Skandia parent company Old Mutual Wealth has pledged to support both independent and restricted advisers as it reports a £1.8bn increase in funds under management to £67.3bn.
Old Mutual Wealth, which comprises the merged Skandia businesses within the Old Mutual group and the asset management business Old Mutual Global Investors, posted net inflows £500m during Q3. Gross sales during Q3 rose 8 per cent from the same time last year from £2.6bn to £2.8bn.
Old Mutual Global Investors saw assets increase to £13.2bn due to net inflows of £100m and positive investment returns of £600m.
For the Skandia UK platform funds under management rose 6 per cent over the quarter to £21.7bn. But net client cash flow for the platform fell from £800m in Q3 to £400m. The company says: “Trading conditions continued to be challenging, with increased pressure on household finances, and investor concerns over the eurozone, and markets more generally, impacting confidence.”

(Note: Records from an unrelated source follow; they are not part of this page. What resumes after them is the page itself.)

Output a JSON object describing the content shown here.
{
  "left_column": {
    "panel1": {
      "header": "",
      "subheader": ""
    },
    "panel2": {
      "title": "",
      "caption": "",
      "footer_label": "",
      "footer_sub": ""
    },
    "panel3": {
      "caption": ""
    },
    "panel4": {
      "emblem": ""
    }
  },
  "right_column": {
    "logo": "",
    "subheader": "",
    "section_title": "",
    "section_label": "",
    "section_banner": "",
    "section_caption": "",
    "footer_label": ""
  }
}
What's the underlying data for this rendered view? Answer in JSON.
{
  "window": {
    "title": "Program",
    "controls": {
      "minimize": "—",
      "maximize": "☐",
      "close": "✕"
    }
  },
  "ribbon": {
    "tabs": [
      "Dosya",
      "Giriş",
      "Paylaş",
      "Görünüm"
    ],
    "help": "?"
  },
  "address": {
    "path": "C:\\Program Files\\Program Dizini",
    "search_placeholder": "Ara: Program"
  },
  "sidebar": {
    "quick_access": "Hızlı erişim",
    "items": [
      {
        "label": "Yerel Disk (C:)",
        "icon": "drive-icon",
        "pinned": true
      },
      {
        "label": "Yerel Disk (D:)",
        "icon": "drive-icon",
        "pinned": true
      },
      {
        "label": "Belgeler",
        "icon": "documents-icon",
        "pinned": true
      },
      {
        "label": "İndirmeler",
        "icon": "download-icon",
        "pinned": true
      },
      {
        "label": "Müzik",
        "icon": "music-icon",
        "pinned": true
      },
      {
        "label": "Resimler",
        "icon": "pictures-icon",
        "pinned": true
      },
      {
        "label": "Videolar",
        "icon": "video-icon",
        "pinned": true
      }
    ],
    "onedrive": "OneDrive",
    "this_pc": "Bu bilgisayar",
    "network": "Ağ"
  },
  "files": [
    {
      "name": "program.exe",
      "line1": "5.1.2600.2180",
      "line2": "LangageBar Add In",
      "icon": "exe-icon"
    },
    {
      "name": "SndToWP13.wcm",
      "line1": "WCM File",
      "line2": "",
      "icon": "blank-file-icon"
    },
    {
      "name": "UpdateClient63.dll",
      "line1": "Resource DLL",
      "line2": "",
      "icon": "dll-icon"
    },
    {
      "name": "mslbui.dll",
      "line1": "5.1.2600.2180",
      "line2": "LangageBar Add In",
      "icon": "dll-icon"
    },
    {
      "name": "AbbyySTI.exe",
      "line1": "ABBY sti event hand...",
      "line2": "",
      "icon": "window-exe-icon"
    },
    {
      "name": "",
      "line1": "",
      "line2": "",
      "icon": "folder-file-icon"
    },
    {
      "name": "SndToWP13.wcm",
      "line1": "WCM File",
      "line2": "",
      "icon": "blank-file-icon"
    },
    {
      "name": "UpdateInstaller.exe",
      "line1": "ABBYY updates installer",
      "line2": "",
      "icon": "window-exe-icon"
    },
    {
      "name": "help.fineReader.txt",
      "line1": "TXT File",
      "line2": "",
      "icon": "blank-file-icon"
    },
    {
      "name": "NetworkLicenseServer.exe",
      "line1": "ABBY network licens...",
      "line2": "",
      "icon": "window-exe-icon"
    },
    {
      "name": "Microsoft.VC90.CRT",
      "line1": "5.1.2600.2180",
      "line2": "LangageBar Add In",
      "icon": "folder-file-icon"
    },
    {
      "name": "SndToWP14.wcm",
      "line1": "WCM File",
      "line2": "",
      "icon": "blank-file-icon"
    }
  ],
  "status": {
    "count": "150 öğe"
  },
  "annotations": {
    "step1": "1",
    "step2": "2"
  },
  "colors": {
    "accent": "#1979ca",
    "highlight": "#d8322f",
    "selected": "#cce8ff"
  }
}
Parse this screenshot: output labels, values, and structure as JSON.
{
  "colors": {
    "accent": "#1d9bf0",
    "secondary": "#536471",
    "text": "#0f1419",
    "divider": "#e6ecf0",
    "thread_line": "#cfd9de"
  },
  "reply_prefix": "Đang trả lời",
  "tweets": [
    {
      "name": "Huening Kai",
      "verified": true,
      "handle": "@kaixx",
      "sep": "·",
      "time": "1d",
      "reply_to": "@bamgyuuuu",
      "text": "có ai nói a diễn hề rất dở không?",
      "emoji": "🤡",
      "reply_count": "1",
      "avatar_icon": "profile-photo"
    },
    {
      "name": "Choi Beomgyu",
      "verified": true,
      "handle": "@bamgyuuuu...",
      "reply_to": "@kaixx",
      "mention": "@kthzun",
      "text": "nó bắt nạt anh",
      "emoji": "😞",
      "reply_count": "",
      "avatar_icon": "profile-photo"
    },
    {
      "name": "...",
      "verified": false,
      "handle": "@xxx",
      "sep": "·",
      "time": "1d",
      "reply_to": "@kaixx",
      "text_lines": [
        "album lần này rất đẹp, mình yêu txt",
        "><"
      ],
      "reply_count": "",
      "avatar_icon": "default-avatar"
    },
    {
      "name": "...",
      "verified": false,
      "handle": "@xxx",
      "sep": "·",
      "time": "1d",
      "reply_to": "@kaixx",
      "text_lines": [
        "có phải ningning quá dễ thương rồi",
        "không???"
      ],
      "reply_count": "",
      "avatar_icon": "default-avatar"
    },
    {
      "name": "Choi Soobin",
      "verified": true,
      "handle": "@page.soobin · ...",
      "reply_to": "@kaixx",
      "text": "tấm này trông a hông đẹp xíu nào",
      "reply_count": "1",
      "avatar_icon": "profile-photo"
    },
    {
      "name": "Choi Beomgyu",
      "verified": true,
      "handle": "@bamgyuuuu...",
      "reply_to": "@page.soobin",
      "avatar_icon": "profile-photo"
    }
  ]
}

Total APE UK sales for the platform were down 9 per cent to £53m from £58m for Q3 last year.
Old Mutual Wealth chief executive Paul Feeney (pictured) says: “There have been some confusing reports recently about what the merger of the Skandia businesses into Old Mutual Wealth means, so let me be clear. Our aim is to be a provider of wealth management solutions to financial advisers and their customers. Their needs remain at the core of our business and we will support them whether they choose to offer whole of market or restricted market propositions, or both.
“We have continued to grow the business during a tough quarter for retail fund sales and the immediate focus is now on helping advisers through the RDR transition phase.”
Money Marketing revealed last month Skandia was in talks to take a stake in Keith Carby’s venture Caerus Capital Group.
In its half-yearly results published in August, Old Mutual Wealth announced it was developing a low cost fund range targeted at restricted advisers. Old Mutual said it was in discussions with a number of “high quality asset managers” to develop a new fund range for the post-RDR market.
Philip J Milton & Company managing director Philip Milton says: “Skandia says it is keeping its foot in both camps, but I would prefer it to make a committment to either independent or restricted. We could be on a slippery slope where Skandia says it supports both models but where restricted advisers get cheaper terms than IFAs.”